Every time I think I learn something about myself, about my body and how to best treat it or love it, my body tells me that control is a lie. I once read something that said, “fear is the feeling of losing control.” If you scared, say you scared. But saying it doesn’t make it go away.
But its impossible to go very far without seeing a sudden dark opening, the sloping, rotting framing of an abandoned mine entrance, or the colorful, dangerous scree sloping downhill: the remnant tailings from the ore processing that once happened here, spilling from a now filled-in shaft that one hundred years ago would have been busy with miners like so many ants at an anthill.
One thing you will feel, as fiercely as the contractions squeezing you now like a juicer, is that it will always be a different kind of loss for him. He might say, if he spoke about it, that he didn’t know this child. How can he mourn a person he didn’t even know?
The nurses in the ICU had said I was going to rehabilitation, but since I’ve only heard rehab synonymous with addicts, I have no idea what to expect. The huge collar around my neck prevents me from seeing much beyond the EMT, so I’ve got nowhere else to focus my fear.

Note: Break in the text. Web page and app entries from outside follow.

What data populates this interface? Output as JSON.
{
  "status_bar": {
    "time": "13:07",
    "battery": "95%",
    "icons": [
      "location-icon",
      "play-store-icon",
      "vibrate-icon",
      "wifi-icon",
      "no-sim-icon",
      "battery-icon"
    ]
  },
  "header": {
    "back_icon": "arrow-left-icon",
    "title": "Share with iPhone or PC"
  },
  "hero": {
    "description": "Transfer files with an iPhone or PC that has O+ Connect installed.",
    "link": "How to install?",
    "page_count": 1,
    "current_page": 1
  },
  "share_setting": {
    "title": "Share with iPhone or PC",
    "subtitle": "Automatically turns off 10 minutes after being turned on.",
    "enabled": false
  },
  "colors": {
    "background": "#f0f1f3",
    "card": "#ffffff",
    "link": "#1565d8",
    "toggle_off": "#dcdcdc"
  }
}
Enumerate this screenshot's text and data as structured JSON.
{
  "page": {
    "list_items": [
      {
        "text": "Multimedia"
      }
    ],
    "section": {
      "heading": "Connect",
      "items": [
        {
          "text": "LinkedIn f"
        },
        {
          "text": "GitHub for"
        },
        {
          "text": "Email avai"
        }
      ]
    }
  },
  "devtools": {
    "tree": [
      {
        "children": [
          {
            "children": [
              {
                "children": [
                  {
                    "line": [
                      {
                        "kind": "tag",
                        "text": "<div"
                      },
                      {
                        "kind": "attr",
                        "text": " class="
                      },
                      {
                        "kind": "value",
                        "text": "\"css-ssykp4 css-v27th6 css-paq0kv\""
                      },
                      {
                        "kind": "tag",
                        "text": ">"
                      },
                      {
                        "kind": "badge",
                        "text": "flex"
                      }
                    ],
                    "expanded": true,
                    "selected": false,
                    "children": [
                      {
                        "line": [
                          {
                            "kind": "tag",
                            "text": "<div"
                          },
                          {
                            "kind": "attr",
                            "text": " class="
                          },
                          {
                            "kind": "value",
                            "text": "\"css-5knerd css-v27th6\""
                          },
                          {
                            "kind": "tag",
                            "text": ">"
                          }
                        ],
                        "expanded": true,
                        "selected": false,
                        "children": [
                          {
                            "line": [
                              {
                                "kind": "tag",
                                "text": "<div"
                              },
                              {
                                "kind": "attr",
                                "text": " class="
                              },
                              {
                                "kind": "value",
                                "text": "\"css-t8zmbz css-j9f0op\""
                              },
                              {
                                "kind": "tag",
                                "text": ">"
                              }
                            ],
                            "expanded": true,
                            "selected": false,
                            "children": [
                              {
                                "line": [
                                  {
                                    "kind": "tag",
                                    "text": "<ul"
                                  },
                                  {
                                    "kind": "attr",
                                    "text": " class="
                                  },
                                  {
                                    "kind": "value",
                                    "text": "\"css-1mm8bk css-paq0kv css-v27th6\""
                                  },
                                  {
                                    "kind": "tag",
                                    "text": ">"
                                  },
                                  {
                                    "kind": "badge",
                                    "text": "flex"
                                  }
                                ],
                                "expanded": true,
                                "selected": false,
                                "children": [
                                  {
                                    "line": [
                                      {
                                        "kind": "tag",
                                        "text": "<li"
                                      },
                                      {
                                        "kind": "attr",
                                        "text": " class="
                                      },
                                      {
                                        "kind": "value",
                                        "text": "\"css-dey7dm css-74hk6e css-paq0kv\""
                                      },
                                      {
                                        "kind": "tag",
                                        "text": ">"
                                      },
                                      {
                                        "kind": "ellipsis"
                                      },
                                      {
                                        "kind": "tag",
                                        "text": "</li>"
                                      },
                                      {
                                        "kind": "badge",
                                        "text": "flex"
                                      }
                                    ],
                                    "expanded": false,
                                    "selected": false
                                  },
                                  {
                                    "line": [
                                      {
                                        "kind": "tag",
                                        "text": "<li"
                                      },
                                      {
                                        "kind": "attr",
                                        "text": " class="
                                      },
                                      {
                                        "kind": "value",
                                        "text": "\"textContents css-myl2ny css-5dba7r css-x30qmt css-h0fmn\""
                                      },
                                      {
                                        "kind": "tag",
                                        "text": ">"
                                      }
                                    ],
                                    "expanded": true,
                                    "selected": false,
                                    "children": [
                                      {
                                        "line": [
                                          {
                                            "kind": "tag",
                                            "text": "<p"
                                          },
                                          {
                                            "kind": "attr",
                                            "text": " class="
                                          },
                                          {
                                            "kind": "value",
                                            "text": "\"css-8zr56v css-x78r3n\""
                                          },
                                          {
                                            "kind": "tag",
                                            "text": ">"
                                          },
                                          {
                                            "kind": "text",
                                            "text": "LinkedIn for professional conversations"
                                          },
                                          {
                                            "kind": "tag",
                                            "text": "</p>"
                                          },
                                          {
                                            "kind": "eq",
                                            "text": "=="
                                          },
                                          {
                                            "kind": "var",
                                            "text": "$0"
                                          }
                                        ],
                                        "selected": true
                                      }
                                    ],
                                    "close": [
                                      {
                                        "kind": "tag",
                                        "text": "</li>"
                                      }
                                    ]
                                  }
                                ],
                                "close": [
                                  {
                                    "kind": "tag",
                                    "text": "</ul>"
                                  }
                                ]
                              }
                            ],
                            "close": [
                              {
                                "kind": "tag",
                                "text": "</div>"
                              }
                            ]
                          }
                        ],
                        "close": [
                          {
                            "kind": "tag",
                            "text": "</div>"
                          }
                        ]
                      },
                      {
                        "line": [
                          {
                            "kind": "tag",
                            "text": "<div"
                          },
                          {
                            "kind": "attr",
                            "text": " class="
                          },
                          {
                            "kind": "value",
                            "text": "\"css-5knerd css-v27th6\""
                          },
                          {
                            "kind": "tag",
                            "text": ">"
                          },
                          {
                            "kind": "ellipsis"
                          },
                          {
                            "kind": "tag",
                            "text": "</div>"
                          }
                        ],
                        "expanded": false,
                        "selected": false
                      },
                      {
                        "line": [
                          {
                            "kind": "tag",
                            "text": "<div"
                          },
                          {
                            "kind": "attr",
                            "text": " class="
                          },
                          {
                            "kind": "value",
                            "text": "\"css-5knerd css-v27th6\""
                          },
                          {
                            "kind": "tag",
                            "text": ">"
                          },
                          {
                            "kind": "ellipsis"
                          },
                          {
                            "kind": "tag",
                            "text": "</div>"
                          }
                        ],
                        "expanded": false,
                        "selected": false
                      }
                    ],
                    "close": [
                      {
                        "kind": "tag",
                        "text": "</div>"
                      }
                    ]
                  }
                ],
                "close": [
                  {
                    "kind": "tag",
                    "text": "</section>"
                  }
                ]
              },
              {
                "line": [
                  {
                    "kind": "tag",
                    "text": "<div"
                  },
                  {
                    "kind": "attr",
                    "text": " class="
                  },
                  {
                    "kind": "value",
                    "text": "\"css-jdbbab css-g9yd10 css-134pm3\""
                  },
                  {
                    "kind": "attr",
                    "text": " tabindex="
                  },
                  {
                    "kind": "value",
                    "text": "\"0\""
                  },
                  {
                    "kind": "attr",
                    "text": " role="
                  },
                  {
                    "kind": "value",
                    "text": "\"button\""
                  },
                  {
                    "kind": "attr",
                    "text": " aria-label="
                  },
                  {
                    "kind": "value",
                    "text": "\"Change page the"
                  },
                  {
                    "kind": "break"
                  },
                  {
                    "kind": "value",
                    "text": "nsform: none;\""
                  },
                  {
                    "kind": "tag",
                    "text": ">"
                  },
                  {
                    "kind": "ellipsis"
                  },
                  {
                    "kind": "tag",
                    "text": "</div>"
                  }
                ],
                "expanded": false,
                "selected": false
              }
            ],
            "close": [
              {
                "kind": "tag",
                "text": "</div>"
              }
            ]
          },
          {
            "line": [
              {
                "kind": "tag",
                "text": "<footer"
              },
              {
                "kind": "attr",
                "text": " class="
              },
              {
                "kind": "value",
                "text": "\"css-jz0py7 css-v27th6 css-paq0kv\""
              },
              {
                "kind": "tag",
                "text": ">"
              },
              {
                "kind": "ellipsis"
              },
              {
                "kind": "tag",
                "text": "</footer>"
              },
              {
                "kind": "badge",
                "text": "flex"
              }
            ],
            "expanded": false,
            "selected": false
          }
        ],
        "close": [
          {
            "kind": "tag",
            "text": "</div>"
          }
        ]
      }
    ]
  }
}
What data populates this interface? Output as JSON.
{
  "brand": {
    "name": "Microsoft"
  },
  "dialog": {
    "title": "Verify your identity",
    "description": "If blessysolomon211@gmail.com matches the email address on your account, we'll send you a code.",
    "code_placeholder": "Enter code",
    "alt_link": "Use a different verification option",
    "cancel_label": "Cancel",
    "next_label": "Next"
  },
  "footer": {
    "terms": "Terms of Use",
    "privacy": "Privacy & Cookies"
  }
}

I try again.
Suddenly, the baby’s head was in my hands and I saw the umbilical cord wrapped around the baby’s neck—the neck, oh my, with all those critical bits of anatomy. I held that big slippery baby head in my left hand and slid a couple of fingers under the purple rope and lifted it loose and then the infant slipped out of the mother, into my arms. Finally, the baby could breathe. I could breathe.
With practiced pain, I delivered an Oscar-worthy performance of smiles and congratulations, and then escaped to the bathroom and sobbed until my eyes were bloodshot.
Even your children, Mom and daee, tried lecturing you, but I knew you didn’t regret it. The sour taste you adored was still in your mouth.
At the Whitney Museum, David Wojnarowicz’s portrait of his friend Peter Hujar claims its own wall. Ten feet back, I twist from parallel to perpendicular, unexpectedly lingering instead of walking by.
Memory is not kintsugi, the Japanese art of repairing damaged ceramics with a mixture of lacquer and powdered gold. There are ugly seams. There is no glittering dust poured into the fractures between sentences.